> _Input for this task_:
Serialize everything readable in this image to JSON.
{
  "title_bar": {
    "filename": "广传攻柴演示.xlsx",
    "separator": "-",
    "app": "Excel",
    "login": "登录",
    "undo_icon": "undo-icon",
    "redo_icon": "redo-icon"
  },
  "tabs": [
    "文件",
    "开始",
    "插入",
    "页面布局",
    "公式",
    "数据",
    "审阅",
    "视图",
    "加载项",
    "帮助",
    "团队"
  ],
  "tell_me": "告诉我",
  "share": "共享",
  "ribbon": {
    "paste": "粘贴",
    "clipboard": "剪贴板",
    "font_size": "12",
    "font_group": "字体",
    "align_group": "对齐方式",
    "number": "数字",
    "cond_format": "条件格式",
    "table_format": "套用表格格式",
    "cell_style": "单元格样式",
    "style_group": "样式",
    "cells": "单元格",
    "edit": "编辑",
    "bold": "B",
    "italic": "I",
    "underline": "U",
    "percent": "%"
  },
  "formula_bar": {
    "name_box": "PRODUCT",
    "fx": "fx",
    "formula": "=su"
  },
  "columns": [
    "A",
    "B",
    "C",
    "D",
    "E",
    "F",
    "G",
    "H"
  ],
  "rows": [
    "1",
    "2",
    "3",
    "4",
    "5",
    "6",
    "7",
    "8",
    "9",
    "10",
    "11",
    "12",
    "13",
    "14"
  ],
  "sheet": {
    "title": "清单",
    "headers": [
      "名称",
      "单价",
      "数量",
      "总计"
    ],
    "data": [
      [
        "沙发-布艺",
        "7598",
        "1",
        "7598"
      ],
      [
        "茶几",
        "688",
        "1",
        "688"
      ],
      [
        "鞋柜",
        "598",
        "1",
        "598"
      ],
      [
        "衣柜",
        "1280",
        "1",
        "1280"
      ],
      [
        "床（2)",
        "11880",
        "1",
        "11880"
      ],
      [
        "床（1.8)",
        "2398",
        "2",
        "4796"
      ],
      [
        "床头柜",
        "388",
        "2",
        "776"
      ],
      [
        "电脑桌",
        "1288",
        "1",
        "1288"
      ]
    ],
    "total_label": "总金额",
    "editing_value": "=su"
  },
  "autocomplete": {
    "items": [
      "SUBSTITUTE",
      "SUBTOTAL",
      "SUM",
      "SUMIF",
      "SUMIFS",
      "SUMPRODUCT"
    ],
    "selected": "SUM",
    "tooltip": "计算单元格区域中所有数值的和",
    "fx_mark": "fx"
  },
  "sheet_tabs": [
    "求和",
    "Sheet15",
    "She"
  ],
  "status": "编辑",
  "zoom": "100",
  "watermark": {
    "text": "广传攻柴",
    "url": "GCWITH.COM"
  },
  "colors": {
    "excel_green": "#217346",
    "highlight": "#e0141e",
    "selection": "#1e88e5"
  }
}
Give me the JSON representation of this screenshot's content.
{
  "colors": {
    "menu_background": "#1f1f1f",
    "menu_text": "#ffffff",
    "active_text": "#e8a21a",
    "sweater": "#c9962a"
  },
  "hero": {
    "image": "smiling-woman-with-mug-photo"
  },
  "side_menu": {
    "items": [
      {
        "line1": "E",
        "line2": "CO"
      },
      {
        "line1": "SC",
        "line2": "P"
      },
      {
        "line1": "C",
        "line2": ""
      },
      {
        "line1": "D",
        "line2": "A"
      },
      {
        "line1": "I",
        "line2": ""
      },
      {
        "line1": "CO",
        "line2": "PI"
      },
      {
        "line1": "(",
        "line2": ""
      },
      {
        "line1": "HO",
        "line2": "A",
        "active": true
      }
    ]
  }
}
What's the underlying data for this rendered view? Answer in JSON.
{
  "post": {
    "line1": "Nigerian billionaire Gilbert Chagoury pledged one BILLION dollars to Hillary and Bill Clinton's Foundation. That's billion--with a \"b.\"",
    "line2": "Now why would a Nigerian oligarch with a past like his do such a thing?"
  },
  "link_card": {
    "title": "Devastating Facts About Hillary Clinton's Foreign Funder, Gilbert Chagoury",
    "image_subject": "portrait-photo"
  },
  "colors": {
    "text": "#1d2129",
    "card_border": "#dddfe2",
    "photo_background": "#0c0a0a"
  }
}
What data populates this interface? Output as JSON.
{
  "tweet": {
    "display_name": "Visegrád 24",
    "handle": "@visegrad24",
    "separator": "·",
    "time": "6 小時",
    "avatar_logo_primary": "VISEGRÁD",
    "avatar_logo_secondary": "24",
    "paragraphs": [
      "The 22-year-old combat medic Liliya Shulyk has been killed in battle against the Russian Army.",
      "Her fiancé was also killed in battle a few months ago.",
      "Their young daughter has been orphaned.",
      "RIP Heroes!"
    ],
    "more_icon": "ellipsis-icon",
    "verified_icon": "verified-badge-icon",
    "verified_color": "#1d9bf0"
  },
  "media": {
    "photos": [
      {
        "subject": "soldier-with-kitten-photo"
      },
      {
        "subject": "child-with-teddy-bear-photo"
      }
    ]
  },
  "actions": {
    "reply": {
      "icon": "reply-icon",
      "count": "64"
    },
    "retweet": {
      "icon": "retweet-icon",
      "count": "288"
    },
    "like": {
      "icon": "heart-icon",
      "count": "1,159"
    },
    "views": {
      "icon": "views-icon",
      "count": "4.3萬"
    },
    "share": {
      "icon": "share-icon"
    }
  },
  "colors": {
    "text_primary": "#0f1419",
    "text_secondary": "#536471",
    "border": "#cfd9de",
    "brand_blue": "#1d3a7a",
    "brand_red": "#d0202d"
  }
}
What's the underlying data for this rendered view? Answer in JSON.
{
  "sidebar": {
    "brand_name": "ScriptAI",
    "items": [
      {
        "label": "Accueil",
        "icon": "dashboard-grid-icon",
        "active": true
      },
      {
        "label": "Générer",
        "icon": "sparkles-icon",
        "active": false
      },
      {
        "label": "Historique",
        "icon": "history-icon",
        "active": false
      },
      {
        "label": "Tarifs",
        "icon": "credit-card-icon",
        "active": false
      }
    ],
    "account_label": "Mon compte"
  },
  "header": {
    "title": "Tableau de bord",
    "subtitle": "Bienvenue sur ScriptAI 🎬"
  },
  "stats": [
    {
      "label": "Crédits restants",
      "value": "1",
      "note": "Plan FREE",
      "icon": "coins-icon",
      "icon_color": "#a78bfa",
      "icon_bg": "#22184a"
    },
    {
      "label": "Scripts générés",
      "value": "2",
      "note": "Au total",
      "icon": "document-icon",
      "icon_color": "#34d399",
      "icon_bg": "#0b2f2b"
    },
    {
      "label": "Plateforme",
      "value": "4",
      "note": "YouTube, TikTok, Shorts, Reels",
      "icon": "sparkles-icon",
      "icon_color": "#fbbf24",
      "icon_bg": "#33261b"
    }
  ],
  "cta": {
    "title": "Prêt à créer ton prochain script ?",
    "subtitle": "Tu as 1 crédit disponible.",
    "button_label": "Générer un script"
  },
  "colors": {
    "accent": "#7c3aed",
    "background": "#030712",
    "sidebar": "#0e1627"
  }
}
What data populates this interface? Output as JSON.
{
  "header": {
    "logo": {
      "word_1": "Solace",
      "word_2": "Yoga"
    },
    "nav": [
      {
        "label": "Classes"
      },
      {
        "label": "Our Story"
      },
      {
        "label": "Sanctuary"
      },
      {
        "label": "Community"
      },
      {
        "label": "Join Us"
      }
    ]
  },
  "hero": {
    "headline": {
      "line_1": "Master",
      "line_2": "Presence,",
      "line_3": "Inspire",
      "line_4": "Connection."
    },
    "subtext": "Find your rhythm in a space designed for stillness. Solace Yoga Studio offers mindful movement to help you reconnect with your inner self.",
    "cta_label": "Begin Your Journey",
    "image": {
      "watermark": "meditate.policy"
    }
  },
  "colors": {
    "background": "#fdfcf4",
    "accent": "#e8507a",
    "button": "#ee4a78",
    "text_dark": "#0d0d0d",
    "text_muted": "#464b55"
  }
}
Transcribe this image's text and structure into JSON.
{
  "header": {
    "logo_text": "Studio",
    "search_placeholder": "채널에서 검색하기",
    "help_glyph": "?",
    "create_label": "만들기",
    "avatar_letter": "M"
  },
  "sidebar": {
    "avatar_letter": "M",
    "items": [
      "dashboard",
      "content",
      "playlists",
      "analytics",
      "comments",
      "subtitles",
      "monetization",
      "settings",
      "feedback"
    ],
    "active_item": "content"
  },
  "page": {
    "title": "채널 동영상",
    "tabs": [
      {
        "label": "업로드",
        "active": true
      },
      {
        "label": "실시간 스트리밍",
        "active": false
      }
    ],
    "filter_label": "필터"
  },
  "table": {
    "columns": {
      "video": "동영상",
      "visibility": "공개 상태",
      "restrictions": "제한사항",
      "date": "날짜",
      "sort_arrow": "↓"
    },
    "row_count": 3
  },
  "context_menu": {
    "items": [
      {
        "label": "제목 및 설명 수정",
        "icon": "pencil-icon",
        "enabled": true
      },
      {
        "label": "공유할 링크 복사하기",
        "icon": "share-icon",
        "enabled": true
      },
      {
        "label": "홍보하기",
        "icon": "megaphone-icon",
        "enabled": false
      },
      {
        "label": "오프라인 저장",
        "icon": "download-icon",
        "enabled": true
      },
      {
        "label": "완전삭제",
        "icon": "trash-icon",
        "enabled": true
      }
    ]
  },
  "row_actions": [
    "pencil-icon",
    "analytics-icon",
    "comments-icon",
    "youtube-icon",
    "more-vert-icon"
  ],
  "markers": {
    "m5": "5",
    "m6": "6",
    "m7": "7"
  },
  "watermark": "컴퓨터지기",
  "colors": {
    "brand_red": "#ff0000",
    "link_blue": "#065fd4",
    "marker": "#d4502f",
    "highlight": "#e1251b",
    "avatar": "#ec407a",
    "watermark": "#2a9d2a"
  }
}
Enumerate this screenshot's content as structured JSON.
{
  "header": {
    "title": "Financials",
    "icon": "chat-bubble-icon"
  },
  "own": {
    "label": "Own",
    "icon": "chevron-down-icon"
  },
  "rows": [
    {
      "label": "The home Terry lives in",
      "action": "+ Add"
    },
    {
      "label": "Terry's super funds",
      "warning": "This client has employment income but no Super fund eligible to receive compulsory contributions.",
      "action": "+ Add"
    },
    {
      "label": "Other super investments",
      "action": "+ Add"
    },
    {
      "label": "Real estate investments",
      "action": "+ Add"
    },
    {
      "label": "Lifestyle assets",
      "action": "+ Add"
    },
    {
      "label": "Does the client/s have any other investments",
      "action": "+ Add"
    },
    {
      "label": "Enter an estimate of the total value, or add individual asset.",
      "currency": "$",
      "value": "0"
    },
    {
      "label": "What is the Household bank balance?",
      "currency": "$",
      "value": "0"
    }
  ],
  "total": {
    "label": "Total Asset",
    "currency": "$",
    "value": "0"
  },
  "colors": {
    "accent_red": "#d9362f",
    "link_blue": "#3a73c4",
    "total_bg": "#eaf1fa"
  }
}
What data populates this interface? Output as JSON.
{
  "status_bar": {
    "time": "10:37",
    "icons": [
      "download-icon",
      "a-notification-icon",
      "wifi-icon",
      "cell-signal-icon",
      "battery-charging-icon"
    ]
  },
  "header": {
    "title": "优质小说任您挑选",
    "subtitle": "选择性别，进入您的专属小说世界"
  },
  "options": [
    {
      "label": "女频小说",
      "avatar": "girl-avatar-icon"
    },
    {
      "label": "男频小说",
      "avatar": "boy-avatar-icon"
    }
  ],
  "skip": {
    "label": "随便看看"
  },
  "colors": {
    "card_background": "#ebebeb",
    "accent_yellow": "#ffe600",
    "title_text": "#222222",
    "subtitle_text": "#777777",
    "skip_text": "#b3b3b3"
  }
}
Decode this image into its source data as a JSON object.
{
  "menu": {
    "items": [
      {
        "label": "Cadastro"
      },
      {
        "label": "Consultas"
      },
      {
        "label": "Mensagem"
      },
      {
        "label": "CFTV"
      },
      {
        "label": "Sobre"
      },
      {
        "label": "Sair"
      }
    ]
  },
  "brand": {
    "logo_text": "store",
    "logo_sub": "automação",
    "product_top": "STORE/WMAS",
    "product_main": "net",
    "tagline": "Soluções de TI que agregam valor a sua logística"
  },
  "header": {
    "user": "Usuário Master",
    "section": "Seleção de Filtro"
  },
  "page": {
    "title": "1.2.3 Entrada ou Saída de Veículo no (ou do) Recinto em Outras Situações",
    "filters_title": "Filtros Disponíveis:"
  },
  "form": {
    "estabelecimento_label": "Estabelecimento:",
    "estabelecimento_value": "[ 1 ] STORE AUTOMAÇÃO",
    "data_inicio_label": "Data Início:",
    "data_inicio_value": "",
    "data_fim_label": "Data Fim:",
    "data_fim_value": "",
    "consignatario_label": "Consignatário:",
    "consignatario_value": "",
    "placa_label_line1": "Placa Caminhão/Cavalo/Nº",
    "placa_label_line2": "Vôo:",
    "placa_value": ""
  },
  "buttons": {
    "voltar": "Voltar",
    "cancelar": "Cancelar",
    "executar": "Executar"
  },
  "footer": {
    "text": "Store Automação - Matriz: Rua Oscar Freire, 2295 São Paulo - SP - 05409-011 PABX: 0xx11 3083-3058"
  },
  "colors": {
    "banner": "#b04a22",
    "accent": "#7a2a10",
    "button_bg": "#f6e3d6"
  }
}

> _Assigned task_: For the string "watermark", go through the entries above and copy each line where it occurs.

> _Result below_:
  "watermark": {
      "watermark": "meditate.policy"
  "watermark": "컴퓨터지기",
    "watermark": "#2a9d2a"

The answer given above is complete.